Labor and management at General Motors Corp. and Toyota Motor Corp.'s joint-venture plant in California negotiated Friday in an effort to replace a union contract ending early today. A company spokeswoman said a strike "isn't very likely."
"We are working hard to get an agreement by tonight," Rhonda Rigenhagen, a spokeswoman for the New United Motor Manufacturing Inc. plant in Fremont said. "It's typical for talks to go down to the wire."
The plant, which builds Toyota Corolla cars, Toyota Tacoma pickup trucks and GM's Pontiac Vibe hatchback, hasn't had a work stoppage in 11 years. The four-year contract with United Auto Workers Local 2244 was set to expire at 2 a.m. The union represents about 4,000 workers at the venture, which began production in December 1984.

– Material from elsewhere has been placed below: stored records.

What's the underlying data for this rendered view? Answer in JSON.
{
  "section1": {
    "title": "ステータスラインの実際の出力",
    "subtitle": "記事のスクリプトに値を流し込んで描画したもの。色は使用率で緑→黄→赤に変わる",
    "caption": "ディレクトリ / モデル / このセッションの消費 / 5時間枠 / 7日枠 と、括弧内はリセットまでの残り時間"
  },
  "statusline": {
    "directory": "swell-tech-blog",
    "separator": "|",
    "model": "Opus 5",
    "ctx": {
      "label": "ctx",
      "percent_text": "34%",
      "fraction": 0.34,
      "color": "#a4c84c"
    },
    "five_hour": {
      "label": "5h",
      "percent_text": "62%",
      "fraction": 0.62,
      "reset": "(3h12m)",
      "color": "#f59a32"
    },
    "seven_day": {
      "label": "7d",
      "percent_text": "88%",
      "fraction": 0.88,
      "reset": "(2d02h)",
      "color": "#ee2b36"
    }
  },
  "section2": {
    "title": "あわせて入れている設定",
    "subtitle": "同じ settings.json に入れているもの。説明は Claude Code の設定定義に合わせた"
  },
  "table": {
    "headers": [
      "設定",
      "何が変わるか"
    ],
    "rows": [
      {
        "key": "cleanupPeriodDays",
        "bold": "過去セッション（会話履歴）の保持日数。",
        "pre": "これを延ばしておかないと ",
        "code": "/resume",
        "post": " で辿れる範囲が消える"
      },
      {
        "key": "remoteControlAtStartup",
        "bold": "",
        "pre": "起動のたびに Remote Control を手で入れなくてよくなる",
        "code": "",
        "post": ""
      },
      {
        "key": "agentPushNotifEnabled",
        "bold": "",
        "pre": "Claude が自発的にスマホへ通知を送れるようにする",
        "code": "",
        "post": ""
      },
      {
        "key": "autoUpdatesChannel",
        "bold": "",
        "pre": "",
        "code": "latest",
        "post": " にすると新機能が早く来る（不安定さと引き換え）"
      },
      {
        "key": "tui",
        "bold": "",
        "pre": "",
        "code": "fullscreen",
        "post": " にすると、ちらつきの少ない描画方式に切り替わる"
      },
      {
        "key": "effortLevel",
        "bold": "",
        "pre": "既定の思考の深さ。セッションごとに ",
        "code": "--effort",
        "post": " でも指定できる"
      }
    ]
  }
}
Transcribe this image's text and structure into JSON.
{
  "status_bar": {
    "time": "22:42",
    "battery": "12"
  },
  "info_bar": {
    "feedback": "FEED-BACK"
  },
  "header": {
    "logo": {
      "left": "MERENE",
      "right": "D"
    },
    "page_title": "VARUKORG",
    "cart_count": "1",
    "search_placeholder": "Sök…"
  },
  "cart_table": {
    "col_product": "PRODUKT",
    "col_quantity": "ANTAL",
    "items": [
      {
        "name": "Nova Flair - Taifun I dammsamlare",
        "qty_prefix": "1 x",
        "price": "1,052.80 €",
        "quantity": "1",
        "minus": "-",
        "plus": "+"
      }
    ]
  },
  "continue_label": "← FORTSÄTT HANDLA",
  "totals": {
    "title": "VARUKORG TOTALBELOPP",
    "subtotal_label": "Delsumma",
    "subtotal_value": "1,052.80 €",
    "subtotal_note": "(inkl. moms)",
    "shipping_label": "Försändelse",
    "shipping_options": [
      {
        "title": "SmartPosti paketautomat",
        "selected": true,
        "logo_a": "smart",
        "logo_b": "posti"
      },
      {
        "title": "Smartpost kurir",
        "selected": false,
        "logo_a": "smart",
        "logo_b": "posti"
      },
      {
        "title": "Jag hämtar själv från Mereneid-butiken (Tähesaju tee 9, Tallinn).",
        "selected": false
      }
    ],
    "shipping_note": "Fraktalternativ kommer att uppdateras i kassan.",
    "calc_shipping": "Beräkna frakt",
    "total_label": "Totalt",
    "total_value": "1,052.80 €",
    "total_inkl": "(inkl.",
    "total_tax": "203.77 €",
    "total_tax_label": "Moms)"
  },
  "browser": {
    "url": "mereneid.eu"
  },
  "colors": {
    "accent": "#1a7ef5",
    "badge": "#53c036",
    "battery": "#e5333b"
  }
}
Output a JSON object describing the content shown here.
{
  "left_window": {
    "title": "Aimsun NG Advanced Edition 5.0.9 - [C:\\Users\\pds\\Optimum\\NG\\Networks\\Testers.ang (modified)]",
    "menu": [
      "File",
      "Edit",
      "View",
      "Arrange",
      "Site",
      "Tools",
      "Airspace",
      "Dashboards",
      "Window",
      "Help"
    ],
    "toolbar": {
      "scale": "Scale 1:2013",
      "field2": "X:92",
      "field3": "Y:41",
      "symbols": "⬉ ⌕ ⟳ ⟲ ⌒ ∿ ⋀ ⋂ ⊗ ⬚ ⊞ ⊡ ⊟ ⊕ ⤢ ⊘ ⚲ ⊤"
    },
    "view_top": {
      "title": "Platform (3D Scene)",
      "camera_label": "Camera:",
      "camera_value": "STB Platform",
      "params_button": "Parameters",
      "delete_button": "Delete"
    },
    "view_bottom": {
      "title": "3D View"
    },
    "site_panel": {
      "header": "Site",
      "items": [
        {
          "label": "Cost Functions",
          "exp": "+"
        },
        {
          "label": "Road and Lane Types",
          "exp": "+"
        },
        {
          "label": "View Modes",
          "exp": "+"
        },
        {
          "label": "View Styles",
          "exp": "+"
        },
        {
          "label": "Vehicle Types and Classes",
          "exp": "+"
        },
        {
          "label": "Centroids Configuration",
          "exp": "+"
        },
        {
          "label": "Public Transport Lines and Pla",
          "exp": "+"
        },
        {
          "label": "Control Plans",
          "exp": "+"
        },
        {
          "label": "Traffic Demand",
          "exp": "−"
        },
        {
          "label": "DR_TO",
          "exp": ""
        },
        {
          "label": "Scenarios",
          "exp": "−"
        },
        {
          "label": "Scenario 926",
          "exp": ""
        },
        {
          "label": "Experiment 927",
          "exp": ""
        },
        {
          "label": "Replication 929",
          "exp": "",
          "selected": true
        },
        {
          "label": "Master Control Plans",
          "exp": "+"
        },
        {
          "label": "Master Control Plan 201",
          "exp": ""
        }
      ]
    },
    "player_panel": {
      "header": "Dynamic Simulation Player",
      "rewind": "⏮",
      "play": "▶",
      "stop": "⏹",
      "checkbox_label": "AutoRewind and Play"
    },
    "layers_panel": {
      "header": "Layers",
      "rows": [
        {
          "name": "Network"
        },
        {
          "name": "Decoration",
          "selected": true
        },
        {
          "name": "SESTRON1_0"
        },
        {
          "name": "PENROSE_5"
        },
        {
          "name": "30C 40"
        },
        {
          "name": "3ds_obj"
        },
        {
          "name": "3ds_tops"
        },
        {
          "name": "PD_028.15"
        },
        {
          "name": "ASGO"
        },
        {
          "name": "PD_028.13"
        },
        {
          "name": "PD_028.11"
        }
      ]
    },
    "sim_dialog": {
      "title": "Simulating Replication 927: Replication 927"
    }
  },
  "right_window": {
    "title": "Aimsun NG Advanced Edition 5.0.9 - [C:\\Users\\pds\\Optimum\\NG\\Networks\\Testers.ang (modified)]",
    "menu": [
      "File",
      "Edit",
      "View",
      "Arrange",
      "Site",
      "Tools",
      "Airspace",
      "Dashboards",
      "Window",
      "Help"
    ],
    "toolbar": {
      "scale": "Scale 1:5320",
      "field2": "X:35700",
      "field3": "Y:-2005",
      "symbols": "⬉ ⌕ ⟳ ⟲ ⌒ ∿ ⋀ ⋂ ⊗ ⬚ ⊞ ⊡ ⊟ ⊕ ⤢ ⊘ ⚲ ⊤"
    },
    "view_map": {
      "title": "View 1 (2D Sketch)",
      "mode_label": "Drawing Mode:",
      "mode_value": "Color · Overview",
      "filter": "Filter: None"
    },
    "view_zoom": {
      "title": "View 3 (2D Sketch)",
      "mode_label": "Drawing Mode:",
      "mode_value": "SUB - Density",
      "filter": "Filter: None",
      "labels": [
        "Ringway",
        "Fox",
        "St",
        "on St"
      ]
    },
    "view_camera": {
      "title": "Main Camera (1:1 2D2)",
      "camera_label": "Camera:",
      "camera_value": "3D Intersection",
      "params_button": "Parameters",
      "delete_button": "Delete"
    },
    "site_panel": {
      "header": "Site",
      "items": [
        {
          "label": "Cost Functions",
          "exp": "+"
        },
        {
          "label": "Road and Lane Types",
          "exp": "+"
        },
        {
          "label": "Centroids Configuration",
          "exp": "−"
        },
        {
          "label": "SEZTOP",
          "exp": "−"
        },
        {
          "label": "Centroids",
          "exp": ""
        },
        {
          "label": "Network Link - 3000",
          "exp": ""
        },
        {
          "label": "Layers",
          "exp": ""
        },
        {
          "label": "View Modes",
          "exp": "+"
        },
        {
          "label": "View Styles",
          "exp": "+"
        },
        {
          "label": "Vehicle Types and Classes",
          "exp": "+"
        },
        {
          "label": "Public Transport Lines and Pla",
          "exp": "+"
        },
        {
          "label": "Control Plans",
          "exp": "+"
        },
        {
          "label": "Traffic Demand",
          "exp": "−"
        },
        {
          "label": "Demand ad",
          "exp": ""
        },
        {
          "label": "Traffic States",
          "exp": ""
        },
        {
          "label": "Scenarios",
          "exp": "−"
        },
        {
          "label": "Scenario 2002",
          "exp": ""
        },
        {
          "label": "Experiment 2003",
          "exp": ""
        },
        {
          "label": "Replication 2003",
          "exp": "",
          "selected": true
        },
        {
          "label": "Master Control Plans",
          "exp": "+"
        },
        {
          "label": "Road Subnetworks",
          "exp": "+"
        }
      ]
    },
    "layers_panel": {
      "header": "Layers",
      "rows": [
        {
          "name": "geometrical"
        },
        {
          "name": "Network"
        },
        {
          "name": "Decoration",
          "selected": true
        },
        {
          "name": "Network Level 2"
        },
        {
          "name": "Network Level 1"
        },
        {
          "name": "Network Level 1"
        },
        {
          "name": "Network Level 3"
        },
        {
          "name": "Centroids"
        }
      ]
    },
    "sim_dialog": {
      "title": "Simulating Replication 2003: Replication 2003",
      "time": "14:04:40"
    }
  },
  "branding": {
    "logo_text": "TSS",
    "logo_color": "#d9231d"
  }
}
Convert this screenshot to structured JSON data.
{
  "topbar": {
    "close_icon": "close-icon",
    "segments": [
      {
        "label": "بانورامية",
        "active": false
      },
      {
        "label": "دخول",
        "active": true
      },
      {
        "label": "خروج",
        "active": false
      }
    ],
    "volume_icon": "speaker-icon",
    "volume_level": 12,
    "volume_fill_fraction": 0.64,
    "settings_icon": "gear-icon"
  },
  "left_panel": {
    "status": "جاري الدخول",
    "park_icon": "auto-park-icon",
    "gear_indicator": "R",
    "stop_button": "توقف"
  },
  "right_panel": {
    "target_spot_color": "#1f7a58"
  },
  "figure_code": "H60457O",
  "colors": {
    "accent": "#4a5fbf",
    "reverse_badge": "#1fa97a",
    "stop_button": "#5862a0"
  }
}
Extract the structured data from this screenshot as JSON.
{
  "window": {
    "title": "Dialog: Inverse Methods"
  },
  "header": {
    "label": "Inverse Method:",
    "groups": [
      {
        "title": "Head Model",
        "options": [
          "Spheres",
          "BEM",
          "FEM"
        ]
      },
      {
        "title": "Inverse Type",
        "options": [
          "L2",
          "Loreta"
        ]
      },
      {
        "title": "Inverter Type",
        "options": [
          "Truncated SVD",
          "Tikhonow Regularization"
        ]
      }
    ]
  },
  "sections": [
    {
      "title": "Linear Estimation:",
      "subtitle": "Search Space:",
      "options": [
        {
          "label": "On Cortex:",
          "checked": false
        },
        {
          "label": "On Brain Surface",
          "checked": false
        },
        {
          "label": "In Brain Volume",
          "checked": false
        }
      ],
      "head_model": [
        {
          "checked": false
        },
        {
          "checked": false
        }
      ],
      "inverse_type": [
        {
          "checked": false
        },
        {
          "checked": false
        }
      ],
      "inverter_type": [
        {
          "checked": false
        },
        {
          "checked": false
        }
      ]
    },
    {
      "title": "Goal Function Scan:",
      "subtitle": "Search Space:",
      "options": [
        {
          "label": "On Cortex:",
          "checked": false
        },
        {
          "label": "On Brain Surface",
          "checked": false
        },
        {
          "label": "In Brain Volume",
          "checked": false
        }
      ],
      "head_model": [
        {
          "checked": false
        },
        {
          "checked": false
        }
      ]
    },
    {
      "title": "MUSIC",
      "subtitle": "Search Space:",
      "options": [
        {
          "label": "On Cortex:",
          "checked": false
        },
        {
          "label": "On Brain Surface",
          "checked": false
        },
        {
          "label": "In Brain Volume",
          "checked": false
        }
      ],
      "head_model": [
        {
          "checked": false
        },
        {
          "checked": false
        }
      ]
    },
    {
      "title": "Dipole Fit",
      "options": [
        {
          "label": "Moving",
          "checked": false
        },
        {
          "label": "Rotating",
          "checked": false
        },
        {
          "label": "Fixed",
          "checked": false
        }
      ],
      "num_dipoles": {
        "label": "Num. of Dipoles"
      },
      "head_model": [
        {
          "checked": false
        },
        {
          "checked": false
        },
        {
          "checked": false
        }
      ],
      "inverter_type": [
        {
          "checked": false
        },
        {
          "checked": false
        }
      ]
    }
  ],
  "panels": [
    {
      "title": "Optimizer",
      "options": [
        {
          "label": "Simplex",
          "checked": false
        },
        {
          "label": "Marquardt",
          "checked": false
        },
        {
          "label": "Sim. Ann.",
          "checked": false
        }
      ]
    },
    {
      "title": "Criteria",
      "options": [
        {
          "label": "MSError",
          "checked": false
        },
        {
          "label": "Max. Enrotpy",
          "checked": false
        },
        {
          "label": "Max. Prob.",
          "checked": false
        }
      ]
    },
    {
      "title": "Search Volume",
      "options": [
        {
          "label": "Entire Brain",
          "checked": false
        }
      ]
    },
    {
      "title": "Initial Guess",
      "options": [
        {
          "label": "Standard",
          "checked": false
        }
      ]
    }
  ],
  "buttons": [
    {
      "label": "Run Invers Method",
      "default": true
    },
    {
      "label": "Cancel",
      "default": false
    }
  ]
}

The delay in reaching an agreement stems from a dispute over healthcare costs, the Detroit Free Press reported last week. The venture, known as Nummi, proposed a contract that didn't include a wage increase and would require union members to pay as much as 30% of monthly medical and dental insurance costs, the newspaper said, citing a document circulated by Local 2244.